BEGIN DATASET CONTENT
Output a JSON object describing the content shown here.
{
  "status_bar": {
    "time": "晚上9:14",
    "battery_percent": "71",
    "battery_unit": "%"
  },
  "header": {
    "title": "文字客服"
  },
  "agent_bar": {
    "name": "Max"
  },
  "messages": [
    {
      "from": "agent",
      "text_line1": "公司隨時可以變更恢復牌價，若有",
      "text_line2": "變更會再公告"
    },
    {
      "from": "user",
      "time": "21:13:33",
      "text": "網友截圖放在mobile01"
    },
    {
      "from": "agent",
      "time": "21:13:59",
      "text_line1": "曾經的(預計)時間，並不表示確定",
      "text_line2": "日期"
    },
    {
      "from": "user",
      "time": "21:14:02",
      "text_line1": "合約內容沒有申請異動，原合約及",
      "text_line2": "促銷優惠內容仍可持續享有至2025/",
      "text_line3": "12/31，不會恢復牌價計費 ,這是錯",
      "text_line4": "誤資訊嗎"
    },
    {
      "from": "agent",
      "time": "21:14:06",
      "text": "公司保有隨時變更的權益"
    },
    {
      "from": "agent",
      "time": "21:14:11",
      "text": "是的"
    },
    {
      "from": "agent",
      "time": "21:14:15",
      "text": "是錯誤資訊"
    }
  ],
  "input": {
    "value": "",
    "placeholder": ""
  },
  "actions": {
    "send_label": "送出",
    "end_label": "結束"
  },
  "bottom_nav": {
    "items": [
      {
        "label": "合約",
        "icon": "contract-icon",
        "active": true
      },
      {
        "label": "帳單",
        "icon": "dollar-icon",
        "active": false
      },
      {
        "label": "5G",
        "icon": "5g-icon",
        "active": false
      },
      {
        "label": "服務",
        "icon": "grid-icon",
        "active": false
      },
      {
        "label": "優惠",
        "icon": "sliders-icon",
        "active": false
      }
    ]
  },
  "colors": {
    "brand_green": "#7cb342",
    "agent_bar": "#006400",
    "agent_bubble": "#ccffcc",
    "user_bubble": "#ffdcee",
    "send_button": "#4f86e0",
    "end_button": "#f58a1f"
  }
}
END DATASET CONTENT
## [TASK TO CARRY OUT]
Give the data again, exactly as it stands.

## [PROBLEM SOLUTION]
Output a JSON object describing the content shown here.
{
  "status_bar": {
    "time": "晚上9:14",
    "battery_percent": "71",
    "battery_unit": "%"
  },
  "header": {
    "title": "文字客服"
  },
  "agent_bar": {
    "name": "Max"
  },
  "messages": [
    {
      "from": "agent",
      "text_line1": "公司隨時可以變更恢復牌價，若有",
      "text_line2": "變更會再公告"
    },
    {
      "from": "user",
      "time": "21:13:33",
      "text": "網友截圖放在mobile01"
    },
    {
      "from": "agent",
      "time": "21:13:59",
      "text_line1": "曾經的(預計)時間，並不表示確定",
      "text_line2": "日期"
    },
    {
      "from": "user",
      "time": "21:14:02",
      "text_line1": "合約內容沒有申請異動，原合約及",
      "text_line2": "促銷優惠內容仍可持續享有至2025/",
      "text_line3": "12/31，不會恢復牌價計費 ,這是錯",
      "text_line4": "誤資訊嗎"
    },
    {
      "from": "agent",
      "time": "21:14:06",
      "text": "公司保有隨時變更的權益"
    },
    {
      "from": "agent",
      "time": "21:14:11",
      "text": "是的"
    },
    {
      "from": "agent",
      "time": "21:14:15",
      "text": "是錯誤資訊"
    }
  ],
  "input": {
    "value": "",
    "placeholder": ""
  },
  "actions": {
    "send_label": "送出",
    "end_label": "結束"
  },
  "bottom_nav": {
    "items": [
      {
        "label": "合約",
        "icon": "contract-icon",
        "active": true
      },
      {
        "label": "帳單",
        "icon": "dollar-icon",
        "active": false
      },
      {
        "label": "5G",
        "icon": "5g-icon",
        "active": false
      },
      {
        "label": "服務",
        "icon": "grid-icon",
        "active": false
      },
      {
        "label": "優惠",
        "icon": "sliders-icon",
        "active": false
      }
    ]
  },
  "colors": {
    "brand_green": "#7cb342",
    "agent_bar": "#006400",
    "agent_bubble": "#ccffcc",
    "user_bubble": "#ffdcee",
    "send_button": "#4f86e0",
    "end_button": "#f58a1f"
  }
}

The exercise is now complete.